The Consumer Electronics Show (CES) is the world’s largest consumer technology exhibition and showcases the products likely to appear in our shops in the coming months. Here at CFA Australia, we’ve picked out our favourite mainstream and disability-specific devices including glasses that adjust to your prescription, a lamp that helps people with dyslexia, and a new TV display technology.
Quantum Dot OLED
The big talk of CES 2022 has been the new type of OLED TV produced by Samsung known as Quantum Dot OLED (QDOLED). The irony though is that it wasn’t Samsung that was the first consumer TV with the technology – that goes to the Sony A95K Serie. From a disability perspective, the improved brightness and improvements to the displaying of yellows can potentially improve the display for people that use high contrast colour themes. The Sony QDOLED will be available for purchase later in the year and other TVs with the new technology will follow shortly.
Deep Optics 32ºN adaptive focus sunglasses
Fed up having to carry around different sets of glasses for different occasions? What if glasses could self-focus to your prescription and instantly change from reading glasses to every day glasses and then to prescription sunglasses? This is the promise of the Deep Optics 32ºN adaptive focus sunglasses.
The Deep Optics 32ºN adaptive focus sunglasses can adapt their focus with a simple touch. Swipe your finger across the frames’ temple piece and the lens itself can adjust the prescription thanks to its pixelated liquid crystal layers that respond to a built-in processor. The accompanying app can make modifications to the amount of magnification, and even test your vision to see if your prescription might need changing. The sunglasses are available now for pre-order at $USD499 (approximately $700).
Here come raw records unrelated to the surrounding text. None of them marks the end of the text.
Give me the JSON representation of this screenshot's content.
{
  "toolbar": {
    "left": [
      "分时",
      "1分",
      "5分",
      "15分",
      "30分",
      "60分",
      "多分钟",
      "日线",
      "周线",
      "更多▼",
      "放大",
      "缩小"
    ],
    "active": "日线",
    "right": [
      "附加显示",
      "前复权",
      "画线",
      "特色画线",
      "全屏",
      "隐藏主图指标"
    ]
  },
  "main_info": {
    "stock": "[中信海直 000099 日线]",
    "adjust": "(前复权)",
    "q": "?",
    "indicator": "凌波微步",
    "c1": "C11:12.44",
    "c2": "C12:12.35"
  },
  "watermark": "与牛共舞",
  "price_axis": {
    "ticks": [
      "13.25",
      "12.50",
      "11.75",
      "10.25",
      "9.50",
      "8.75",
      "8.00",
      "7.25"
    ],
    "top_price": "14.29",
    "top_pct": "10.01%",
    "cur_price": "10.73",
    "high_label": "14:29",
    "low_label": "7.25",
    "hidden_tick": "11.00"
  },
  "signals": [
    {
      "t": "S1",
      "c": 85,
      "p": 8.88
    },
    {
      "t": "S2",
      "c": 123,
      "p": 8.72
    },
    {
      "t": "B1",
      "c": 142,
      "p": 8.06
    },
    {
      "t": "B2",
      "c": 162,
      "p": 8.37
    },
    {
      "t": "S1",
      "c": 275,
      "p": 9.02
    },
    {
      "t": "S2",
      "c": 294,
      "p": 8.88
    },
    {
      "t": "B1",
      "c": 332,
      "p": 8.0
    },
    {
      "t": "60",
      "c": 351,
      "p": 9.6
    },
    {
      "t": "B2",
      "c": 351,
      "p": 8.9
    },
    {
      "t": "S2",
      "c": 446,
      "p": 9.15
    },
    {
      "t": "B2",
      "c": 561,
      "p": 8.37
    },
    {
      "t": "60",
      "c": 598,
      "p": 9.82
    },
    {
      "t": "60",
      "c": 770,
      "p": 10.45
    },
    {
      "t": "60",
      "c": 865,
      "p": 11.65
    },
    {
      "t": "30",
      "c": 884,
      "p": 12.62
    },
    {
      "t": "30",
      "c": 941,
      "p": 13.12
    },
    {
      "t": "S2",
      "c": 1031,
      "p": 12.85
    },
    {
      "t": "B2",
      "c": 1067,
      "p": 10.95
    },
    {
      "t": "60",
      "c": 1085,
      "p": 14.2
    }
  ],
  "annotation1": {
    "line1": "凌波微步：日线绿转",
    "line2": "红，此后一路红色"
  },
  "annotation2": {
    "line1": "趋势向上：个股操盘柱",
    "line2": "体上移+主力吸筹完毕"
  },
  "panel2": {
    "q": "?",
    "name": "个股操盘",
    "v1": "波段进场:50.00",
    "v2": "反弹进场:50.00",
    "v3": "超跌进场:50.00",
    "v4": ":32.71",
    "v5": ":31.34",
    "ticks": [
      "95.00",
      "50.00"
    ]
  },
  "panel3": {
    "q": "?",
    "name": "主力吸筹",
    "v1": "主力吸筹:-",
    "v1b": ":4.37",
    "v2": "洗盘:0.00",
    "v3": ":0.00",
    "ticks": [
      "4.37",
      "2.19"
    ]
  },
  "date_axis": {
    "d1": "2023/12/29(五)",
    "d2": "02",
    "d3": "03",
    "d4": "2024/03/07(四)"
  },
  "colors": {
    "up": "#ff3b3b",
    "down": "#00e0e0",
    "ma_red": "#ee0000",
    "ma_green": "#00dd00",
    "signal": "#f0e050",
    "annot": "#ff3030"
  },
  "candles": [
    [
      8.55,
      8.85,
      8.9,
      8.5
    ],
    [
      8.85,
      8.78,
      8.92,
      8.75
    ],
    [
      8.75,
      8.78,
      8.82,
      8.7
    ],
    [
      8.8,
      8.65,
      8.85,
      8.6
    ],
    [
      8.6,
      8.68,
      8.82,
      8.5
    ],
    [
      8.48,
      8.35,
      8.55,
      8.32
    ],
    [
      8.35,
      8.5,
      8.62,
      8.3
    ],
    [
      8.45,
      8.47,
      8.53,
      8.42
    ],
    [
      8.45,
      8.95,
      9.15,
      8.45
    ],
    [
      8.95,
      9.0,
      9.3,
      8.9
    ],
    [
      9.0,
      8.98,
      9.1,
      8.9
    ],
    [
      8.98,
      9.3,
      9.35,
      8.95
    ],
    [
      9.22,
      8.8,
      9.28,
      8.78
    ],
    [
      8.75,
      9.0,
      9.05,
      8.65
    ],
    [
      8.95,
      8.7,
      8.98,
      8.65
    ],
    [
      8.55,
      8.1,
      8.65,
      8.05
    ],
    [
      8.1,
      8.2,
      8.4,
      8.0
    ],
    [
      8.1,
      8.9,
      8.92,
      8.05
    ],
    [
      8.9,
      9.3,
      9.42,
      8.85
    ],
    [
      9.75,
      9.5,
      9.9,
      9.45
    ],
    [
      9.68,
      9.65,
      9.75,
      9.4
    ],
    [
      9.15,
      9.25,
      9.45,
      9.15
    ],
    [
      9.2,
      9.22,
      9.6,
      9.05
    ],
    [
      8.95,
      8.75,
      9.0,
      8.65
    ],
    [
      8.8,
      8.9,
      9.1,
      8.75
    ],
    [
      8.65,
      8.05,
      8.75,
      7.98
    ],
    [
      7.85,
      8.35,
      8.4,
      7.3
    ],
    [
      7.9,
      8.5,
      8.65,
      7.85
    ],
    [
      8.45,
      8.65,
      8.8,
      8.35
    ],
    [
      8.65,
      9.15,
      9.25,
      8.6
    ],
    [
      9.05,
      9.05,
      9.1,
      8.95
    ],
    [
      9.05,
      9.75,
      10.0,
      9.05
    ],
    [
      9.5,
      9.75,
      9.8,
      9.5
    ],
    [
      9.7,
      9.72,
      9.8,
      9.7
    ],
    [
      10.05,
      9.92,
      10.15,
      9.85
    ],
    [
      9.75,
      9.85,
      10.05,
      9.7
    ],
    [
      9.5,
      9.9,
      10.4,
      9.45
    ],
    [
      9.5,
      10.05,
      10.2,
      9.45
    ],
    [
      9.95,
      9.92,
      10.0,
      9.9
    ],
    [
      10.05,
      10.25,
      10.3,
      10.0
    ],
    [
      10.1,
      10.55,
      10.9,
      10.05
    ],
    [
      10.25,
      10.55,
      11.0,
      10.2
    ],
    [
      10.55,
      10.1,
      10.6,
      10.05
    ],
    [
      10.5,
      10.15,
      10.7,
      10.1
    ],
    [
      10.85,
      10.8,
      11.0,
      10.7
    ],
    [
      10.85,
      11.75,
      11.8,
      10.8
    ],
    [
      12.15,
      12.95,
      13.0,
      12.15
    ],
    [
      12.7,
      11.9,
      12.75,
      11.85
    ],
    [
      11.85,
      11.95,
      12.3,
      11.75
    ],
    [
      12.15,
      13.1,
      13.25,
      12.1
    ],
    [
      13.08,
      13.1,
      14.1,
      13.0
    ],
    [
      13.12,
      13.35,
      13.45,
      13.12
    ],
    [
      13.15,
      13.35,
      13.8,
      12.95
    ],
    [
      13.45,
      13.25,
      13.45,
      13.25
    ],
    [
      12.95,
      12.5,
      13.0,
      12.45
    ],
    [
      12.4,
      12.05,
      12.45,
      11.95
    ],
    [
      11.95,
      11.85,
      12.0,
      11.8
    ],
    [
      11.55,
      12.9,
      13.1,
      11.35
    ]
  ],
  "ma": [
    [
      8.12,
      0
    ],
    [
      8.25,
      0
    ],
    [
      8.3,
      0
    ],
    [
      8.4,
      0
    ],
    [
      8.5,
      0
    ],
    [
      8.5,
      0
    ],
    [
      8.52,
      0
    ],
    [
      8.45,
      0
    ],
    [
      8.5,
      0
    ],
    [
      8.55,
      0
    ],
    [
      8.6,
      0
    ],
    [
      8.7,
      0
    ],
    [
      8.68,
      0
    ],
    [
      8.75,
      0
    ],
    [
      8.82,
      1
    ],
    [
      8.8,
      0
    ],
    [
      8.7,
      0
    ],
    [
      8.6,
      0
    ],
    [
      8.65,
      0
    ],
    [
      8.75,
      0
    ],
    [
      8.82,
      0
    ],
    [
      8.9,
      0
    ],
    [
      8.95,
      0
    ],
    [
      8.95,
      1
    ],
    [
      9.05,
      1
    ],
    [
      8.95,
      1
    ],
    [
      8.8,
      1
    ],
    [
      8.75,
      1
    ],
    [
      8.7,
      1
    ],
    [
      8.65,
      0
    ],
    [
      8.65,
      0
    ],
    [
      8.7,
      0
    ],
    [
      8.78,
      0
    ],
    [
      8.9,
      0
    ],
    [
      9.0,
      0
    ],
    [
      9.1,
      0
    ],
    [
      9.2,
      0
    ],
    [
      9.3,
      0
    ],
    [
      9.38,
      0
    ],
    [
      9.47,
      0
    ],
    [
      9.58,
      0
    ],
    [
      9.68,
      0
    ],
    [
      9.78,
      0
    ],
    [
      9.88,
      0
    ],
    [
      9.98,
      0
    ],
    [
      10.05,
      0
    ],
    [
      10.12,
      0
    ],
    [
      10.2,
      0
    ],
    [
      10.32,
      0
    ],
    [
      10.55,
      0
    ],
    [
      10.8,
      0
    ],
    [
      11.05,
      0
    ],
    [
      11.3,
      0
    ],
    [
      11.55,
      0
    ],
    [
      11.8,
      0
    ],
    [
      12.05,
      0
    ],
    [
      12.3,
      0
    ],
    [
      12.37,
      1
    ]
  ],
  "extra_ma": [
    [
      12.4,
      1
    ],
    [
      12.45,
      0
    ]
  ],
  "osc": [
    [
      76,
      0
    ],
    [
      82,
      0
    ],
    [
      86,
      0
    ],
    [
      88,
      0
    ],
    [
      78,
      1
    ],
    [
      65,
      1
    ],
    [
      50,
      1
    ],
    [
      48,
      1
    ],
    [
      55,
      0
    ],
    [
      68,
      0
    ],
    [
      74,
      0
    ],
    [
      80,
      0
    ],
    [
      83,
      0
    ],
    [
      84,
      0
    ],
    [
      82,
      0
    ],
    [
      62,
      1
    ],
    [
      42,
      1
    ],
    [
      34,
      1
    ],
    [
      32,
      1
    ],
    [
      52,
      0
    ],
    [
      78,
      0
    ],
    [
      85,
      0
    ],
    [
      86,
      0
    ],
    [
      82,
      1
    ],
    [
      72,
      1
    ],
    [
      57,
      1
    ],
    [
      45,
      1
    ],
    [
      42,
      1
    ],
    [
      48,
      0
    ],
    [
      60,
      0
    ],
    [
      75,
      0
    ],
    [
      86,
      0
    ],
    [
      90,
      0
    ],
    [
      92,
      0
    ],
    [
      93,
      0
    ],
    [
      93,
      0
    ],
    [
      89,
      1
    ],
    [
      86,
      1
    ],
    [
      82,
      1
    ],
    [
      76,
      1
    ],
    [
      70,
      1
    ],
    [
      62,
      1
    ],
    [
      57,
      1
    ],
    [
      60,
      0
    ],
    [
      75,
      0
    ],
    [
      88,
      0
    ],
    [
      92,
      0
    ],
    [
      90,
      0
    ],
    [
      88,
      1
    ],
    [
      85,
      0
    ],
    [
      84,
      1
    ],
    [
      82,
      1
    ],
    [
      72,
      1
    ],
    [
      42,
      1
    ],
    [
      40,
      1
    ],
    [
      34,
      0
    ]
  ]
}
Eargo 6 hearing aids with Mask Mode
Hearing aids have been around for a long time, but never before have they had to consider how to improve audio quality when talking to someone wearing a mask due to COVID-19 health requirements.
Enter the Eargo 6 hearing aid which features Mask Mode. Turning on mask mode helps to negate the muffling effect that mask-wearing causes, and as masks make it tougher for the hard of hearing to interpret sounds, this is a great feature.
The hearing aids are available now for $USD2,950 (approximately $4,135)
Whill Model Fi – thin and light motorised wheelchair
Traditionally motorised wheelchairs are great for getting around, but can be heavy and bulky when trying to transport them. The Whill Model Fi personal electric vehicle endeavours to address this. The chair can be adjusted between 140csm to 165cm to fit in the narrowest of spaces, and the width between armrests can be set to either 41cm or 72cm. It’s lightweight and foldable, and it can even be driven and locked remotely with an app. The wheelchair is scheduled for release in the second half of the year for $USD2,899 (approximately $4,060)
The last bit of tech that caught our eye this year is the Lili Lamp. This lamp is designed to help people with dyslexia. The lamp works by producing “imperceptible lights and flashes” that negate the mirror effect that can make it difficult to read. The lamp is available for $USD395 (approximately $550) .
That wraps it up for CES 2022. We’ll look forward to keeping you up to date on these and other important accessibility developments as the year progresses.